Doc Adams – World’s First Shortstop
During a talk at the Simsbury Historical Society in Simsbury, CT on baseball during the civil war a few weeks ago, a member of the audience asked a question on a member of the Knickerbocker Base Ball Club of New York, Daniel “Doc” Lucius Adams.
Doc Adams played ball with the old Knickerbocker club in 1845, well before the war, and I was not sure if I wanted to mention him in my talk. He helped establish exact measurements (90 feet) for the bases and (45 feet) for the pitcher instead of arbitrarily walking off ‘paces’.
I had read a tantalizing newspaper interview with Doc Adams when he was much older in the late nineteenth century. Doc was talking about the difficulty the early game went through with equipment, team practice and fan support. For Doc Adams, baseball was a recreation, not anything like we view the business and history of the sport today.

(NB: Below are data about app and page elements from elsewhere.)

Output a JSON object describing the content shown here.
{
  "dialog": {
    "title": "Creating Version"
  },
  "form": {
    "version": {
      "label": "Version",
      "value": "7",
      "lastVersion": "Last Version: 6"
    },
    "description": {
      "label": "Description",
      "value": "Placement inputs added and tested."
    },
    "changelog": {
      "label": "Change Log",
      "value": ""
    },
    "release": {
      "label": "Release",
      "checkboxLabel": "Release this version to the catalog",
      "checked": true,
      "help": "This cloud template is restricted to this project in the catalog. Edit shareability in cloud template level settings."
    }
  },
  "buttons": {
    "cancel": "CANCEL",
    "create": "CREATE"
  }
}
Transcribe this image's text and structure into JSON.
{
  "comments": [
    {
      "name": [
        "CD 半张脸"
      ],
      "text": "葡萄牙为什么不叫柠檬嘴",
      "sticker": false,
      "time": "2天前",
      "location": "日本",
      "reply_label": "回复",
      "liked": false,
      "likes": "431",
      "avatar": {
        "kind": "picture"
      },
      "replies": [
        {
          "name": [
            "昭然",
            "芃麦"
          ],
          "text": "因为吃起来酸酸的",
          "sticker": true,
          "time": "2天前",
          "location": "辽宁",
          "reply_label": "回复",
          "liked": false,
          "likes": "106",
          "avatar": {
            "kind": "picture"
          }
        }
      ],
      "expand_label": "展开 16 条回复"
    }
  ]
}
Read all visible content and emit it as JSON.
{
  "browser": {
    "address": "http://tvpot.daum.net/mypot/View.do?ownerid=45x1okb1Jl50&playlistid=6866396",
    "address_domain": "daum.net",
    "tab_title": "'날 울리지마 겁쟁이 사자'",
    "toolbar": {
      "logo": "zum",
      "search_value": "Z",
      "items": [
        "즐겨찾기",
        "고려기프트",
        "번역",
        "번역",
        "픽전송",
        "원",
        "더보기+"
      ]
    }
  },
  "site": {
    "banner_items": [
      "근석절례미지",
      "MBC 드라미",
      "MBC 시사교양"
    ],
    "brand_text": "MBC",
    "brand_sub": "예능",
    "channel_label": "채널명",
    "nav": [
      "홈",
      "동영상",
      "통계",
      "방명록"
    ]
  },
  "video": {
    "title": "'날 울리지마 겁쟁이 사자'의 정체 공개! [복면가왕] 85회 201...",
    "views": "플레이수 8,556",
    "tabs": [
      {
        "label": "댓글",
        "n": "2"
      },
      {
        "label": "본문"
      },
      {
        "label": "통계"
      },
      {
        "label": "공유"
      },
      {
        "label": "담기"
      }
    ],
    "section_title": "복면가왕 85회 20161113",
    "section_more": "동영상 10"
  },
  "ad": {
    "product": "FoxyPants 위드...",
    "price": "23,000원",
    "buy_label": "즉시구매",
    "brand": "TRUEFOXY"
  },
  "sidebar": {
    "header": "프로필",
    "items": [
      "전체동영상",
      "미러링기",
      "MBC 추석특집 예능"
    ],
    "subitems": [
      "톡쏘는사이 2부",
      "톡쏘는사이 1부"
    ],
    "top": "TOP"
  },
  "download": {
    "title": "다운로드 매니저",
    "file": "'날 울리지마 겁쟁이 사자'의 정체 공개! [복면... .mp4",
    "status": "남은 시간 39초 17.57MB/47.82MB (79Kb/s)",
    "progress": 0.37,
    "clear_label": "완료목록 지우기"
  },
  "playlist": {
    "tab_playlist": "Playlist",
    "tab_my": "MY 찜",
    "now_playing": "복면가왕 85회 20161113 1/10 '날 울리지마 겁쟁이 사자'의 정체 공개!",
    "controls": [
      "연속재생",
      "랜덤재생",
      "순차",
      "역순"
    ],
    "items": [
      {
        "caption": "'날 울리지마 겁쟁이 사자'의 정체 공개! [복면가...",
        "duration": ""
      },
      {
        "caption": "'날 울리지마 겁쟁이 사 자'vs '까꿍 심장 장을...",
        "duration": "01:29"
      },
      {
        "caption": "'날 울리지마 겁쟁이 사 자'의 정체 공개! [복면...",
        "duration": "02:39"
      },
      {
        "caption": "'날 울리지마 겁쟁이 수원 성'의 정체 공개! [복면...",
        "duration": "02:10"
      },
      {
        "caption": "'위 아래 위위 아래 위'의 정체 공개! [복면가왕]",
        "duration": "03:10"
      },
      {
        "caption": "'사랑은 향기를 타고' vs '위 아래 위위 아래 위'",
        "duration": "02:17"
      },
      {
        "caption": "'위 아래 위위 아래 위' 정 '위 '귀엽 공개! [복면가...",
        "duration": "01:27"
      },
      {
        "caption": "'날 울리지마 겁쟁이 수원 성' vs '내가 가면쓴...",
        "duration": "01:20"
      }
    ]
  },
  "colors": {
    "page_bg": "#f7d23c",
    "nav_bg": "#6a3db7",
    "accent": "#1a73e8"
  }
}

Later in life, Doc was intrigued by how his youthful fancy with a mere game became such a serious endeavor in America. Doc left the game in 1862 and moved to Ridgefield, Connecticut.
He very well may have been the first shortstop to play baseball. Realizing the need to relay the very light, hand made balls being used then in the mid-1840’s, back from the outfield, Doc became the ninth fielder, the shortstop. The position would evolve with the game’s evolution. Doc never invented the position with a future oriented vision of what he had done. He was too practical to dote on it.
As I was explaining how the early Knickerbockers played baseball, a woman asked me about Daniel Lucius Adams. She then said, very matter of factly, that Daniel Lucius was her great grandfather.
I was stunned by her revelation.
After my talk, I met Ms Marjorie Adams and I could see in her the material that Doc Adams was made from. She was imbued with the pure Yankee dynamics which I had not seen since meeting Peggy Hepburn many years ago. She was simply amazing!
Marjorie arranged to meet my bride Karen O’Maxfield and myself on the next week at Evergreen Cemetery in New Haven, where my bride, The Ultimate Sleuth, had located Doc’s grave.
Marjorie has been very gracious in sending me “goodies” from her ancestors, including photos, letters and her own oral history into the background of the game’s first shortstop.
Did I mention that Daniel Lucius was a New Hampshire lad whose parents came from a Massachusetts town outside of Boston? It was the same town Albert Spalding lived in many years after, the same Albert Spalding who contrived the Doubleday myth commission. Ironic?
They may call modern baseball the New York game, but rest assured, it was developed by New England stock!
How cool is that?